◆ **EXERCISE**
Number of lines with "Variants" in the data: give that figure by itself.

Start of RECORDS FOR THE TASK

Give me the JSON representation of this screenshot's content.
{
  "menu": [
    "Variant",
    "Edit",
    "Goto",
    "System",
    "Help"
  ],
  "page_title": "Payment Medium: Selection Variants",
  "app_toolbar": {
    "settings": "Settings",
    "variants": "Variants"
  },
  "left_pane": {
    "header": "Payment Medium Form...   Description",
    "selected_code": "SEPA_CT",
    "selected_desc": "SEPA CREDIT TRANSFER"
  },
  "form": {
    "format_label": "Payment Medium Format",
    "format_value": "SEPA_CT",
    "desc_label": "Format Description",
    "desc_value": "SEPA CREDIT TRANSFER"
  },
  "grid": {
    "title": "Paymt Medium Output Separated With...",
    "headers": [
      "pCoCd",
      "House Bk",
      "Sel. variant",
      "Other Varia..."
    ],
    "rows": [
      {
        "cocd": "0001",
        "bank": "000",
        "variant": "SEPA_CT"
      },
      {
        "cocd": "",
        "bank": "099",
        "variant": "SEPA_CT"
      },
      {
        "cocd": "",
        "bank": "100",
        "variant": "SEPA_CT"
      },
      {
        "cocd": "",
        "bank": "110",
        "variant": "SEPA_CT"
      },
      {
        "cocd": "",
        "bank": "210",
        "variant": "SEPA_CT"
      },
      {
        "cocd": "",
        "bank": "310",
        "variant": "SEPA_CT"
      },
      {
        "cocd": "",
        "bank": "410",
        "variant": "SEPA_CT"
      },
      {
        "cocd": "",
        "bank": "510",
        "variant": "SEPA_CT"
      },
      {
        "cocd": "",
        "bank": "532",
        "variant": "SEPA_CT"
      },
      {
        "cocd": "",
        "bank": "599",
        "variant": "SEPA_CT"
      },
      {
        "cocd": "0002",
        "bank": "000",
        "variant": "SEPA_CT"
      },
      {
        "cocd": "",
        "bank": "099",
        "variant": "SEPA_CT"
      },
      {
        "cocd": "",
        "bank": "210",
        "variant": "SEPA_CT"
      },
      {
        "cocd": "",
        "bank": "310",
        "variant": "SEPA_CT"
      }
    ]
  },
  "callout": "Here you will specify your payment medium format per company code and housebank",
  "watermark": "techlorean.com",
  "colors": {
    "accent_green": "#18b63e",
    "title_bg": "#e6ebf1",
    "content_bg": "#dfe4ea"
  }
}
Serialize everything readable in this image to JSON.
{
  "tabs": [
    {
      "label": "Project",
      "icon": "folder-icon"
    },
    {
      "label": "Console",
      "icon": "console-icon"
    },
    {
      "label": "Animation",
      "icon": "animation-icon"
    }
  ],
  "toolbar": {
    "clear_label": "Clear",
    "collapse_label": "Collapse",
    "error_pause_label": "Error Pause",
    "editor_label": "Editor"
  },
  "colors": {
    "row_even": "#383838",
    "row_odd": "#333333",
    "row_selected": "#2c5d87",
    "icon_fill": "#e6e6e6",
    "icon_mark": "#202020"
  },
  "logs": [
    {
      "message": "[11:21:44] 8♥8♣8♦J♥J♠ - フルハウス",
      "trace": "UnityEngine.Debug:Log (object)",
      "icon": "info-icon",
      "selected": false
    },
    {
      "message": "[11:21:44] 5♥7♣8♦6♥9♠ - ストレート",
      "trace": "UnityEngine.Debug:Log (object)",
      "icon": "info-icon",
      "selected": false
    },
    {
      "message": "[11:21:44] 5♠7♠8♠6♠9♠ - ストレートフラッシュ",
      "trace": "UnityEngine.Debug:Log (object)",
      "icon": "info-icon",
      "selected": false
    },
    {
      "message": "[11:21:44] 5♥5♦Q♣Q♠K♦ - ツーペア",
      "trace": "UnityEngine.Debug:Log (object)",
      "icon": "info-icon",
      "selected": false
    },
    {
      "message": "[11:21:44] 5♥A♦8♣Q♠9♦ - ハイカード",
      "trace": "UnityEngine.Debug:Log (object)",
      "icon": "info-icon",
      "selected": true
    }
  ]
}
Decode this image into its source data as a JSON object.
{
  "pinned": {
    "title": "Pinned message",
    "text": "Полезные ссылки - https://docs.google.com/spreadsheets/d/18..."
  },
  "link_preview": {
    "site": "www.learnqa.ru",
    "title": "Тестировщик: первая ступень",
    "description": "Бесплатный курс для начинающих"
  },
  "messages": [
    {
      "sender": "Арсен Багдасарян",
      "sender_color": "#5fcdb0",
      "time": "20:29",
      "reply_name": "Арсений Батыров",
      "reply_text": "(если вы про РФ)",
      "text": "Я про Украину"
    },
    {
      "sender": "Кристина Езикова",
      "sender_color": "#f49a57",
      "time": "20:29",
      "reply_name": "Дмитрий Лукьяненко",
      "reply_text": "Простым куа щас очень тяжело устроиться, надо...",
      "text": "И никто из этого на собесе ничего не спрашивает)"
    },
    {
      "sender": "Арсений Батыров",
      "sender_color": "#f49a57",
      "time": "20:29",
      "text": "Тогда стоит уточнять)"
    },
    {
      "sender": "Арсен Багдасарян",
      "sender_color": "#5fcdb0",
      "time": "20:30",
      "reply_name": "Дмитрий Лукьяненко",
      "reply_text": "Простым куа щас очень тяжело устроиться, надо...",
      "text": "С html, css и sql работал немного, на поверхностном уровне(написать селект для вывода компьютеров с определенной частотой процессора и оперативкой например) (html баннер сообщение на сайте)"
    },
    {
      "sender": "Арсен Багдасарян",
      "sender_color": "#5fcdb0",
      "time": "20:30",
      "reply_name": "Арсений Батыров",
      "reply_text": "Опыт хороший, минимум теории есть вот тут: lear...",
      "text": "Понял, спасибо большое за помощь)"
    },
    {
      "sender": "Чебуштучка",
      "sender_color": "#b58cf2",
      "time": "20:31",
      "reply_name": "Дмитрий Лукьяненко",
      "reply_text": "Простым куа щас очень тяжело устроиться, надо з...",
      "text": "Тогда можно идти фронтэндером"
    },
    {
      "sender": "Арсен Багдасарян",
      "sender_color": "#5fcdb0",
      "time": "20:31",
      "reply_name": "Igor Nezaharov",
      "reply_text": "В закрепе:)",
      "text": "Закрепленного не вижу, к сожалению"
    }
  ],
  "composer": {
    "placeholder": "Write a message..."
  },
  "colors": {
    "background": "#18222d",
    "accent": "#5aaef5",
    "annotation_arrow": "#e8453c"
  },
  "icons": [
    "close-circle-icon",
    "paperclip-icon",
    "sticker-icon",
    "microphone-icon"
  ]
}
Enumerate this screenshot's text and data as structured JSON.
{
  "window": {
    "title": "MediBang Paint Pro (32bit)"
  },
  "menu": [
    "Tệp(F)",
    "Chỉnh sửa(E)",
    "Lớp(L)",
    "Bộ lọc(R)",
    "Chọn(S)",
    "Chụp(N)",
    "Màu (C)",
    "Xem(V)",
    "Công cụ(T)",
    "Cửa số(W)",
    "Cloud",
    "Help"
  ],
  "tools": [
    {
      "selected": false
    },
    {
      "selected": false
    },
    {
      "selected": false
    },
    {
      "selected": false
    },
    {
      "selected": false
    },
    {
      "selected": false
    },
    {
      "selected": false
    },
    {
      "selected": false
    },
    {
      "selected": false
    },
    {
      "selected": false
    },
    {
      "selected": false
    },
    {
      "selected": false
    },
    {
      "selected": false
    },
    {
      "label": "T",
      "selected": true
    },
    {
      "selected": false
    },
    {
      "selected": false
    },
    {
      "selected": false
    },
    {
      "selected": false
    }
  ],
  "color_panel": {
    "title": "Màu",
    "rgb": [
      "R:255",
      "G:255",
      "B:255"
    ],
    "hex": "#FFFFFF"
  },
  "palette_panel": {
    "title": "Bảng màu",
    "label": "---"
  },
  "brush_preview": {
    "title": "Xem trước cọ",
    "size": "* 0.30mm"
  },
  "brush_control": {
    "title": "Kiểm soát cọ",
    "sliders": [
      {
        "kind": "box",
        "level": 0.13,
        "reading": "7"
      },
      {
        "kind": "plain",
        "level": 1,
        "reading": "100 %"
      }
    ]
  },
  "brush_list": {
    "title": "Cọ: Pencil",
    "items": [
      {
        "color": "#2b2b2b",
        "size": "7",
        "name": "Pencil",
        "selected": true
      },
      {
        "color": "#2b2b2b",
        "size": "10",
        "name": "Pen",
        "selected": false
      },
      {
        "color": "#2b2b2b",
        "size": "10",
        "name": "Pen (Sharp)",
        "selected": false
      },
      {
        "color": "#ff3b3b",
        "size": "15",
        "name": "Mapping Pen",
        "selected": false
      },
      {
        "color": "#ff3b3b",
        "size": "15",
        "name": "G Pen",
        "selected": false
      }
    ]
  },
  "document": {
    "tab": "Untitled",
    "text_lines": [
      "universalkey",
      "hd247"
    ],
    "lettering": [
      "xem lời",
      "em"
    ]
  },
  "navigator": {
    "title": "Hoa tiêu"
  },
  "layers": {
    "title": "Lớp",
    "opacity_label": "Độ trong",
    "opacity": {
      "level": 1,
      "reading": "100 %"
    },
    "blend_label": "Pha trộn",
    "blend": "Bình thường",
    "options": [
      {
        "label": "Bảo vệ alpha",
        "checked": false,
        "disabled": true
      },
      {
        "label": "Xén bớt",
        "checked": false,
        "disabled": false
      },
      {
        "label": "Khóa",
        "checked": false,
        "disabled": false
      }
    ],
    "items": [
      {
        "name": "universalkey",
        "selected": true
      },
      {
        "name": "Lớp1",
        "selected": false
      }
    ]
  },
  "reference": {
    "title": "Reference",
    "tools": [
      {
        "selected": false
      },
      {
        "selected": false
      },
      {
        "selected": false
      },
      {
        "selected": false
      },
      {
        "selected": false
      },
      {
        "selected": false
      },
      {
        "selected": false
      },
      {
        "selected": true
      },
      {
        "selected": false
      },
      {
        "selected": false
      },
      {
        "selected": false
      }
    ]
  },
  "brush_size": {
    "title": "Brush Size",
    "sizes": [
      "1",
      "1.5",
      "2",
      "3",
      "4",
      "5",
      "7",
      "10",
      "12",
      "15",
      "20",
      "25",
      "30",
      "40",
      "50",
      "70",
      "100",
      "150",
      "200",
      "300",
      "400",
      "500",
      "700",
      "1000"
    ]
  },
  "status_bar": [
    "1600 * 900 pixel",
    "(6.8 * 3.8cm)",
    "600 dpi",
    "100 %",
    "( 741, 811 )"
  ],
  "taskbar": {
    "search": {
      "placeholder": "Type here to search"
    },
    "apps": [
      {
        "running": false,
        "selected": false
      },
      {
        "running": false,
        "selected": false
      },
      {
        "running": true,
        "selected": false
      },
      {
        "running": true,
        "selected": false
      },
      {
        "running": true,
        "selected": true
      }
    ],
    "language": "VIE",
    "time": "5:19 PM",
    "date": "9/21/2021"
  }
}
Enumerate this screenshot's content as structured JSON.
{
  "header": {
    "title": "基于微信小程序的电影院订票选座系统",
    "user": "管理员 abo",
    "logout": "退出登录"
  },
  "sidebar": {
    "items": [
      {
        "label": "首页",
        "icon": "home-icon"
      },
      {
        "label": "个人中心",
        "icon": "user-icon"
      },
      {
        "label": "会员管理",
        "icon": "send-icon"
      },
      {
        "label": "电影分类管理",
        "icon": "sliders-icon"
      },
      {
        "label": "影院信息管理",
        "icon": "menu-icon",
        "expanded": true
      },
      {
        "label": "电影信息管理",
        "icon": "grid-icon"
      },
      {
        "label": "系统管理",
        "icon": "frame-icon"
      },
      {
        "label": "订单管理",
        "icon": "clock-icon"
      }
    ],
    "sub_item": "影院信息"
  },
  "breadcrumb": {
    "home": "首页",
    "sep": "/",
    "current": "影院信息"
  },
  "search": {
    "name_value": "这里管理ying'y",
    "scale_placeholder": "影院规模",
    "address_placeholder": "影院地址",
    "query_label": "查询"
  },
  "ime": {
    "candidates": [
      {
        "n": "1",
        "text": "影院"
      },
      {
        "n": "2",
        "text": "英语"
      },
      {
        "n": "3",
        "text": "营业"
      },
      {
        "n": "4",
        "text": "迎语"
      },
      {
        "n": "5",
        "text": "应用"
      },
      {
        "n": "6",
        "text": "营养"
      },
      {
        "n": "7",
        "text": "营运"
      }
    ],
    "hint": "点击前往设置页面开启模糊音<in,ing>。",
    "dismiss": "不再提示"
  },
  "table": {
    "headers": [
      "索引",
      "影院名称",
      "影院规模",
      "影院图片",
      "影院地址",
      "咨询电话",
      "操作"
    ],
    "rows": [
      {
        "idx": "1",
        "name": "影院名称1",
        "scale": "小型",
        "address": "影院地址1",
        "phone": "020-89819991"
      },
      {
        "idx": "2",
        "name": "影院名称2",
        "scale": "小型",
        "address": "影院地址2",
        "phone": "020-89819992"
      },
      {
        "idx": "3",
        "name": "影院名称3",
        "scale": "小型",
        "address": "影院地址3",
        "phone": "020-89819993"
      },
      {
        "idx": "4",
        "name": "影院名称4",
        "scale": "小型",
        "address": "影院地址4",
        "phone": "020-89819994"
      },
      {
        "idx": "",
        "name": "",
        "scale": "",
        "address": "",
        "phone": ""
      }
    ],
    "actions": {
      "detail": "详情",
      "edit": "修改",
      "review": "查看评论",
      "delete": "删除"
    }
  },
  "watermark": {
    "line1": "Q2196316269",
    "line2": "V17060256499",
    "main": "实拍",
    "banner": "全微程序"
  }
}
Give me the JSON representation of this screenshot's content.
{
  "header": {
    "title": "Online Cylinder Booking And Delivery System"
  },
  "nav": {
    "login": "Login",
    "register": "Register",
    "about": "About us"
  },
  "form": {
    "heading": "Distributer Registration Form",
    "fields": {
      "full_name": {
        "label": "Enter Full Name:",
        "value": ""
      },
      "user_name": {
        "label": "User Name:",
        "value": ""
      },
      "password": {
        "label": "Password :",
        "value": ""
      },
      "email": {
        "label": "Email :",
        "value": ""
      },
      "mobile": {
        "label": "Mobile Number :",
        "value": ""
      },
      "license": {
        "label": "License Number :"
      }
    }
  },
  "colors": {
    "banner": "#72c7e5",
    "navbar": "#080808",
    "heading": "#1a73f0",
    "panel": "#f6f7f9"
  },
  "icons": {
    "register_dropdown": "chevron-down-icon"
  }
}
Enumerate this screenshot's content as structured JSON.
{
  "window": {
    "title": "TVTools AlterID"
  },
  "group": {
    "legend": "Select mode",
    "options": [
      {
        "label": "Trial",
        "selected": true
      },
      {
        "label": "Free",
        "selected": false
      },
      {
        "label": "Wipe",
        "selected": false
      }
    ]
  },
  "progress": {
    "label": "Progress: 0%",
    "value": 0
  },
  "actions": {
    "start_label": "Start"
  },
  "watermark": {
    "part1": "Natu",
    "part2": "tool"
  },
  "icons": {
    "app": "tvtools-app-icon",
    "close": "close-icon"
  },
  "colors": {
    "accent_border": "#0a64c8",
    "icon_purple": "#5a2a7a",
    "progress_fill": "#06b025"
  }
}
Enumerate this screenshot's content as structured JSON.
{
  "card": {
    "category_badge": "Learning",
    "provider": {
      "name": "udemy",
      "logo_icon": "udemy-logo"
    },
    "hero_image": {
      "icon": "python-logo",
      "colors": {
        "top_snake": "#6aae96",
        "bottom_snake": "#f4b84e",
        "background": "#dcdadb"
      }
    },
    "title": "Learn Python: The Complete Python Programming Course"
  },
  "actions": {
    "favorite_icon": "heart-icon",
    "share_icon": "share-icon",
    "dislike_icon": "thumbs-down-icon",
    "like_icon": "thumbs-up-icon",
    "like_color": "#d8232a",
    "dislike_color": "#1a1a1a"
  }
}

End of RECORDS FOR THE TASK

◆ **EXPECTED ANSWER**
2